The 27 did local cruising really well because 2 couples could play games on the table with sitting room on both sides. Some larger boats are too wide to play games, cards and sometimes seat 4 people at the same time for dinner. Thatís because they canít reach the table even with a table extension. The 27 is just right for entertaining 4 people. It can also be sailed well by 2 people. At night, one person can shower on board and the other person can shower at the marina a so both can be ready at the same time to go to dinner. It is the best boat to take to the Outer Banks and Cape Lookout. Living on a 27 when you get to where you going is good living. You can sleep four people well on a 27 if you know how to do it. Everyone will sleep well unless someone snores. Some people say that I do, but thatís not true.
The first thing I did when I sold a 27 is to show the new ownerís how to park the boat at a marina. 27s travel a lot and itís from marina to marina in most cases. Parking a 27 with grace and style is important. One little secret is ďknow what the current is doing before you untie from the dockĒ. I think I had 600 people looking at me leave the dock in Beaufort, NC. The current got me and the club called me Captain Crunch from that time on. No damage, but I looked bad.

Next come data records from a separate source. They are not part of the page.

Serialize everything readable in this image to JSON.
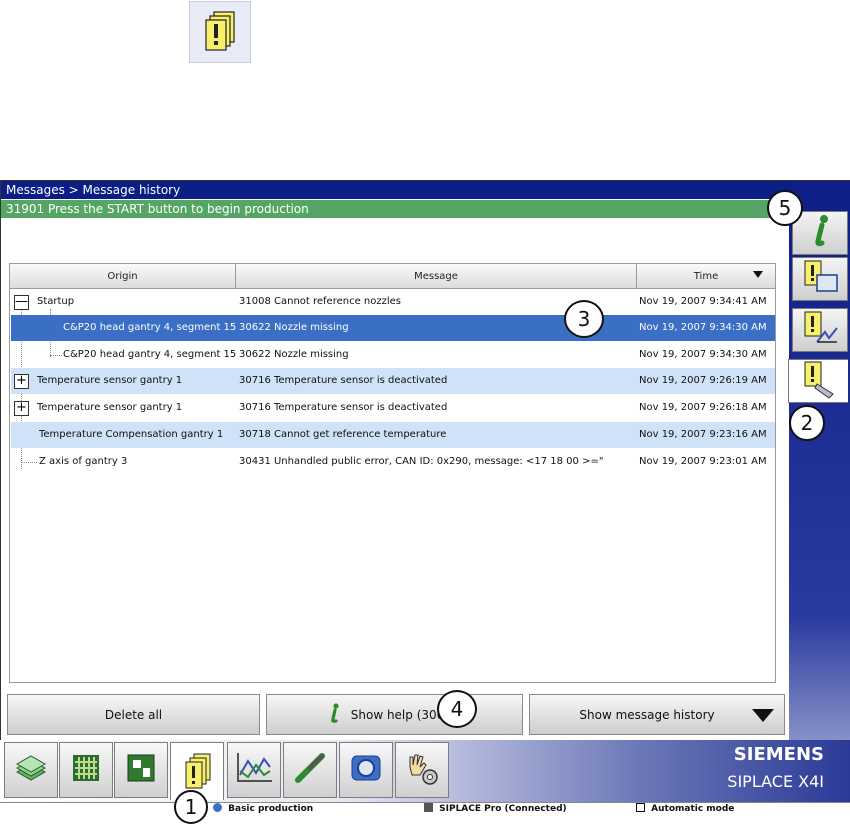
{
  "window": {
    "breadcrumb": "Messages > Message history",
    "current_message": "31901 Press the START button to begin production"
  },
  "table": {
    "columns": [
      "Origin",
      "Message",
      "Time"
    ],
    "rows": [
      {
        "expander": "—",
        "origin": "Startup",
        "message": "31008 Cannot reference nozzles",
        "time": "Nov 19, 2007 9:34:41 AM"
      },
      {
        "expander": "",
        "origin": "C&P20 head gantry 4, segment 15",
        "message": "30622 Nozzle missing",
        "time": "Nov 19, 2007 9:34:30 AM"
      },
      {
        "expander": "",
        "origin": "C&P20 head gantry 4, segment 15",
        "message": "30622 Nozzle missing",
        "time": "Nov 19, 2007 9:34:30 AM"
      },
      {
        "expander": "+",
        "origin": "Temperature sensor gantry 1",
        "message": "30716 Temperature sensor is deactivated",
        "time": "Nov 19, 2007 9:26:19 AM"
      },
      {
        "expander": "+",
        "origin": "Temperature sensor gantry 1",
        "message": "30716 Temperature sensor is deactivated",
        "time": "Nov 19, 2007 9:26:18 AM"
      },
      {
        "expander": "",
        "origin": "Temperature Compensation gantry 1",
        "message": "30718 Cannot get reference temperature",
        "time": "Nov 19, 2007 9:23:16 AM"
      },
      {
        "expander": "",
        "origin": "Z axis of gantry 3",
        "message": "30431 Unhandled public error, CAN ID: 0x290, message: <17 18 00 >=\"",
        "time": "Nov 19, 2007 9:23:01 AM"
      }
    ],
    "selected_row": 1
  },
  "buttons": {
    "delete_all": "Delete all",
    "show_help": "Show help (30622)",
    "show_history": "Show message history"
  },
  "brand": {
    "company": "SIEMENS",
    "product": "SIPLACE X4I"
  },
  "status": {
    "mode": "Basic production",
    "connection": "SIPLACE Pro (Connected)",
    "operation": "Automatic mode"
  },
  "callouts": [
    "1",
    "2",
    "3",
    "4",
    "5"
  ],
  "icons": {
    "sidebar": [
      "info-icon",
      "message-monitor-icon",
      "message-chart-icon",
      "message-history-icon"
    ],
    "toolbar": [
      "stack-icon",
      "grid-icon",
      "board-icon",
      "messages-icon",
      "statistics-icon",
      "nozzle-icon",
      "camera-icon",
      "service-icon"
    ]
  },
  "colors": {
    "title_bar": "#0a1e86",
    "message_bar": "#55a564",
    "selected_row": "#3a6fc5",
    "highlight_row": "#cfe2f8"
  }
}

I wish the Factory could still build 27s for $36,000. The next best thing is a used 4 holer 27 with maybe a new bigger engine. A little bit of restoration and it could be almost as good as a new boat. The next step is to go and see all those wonderful places on the ICW.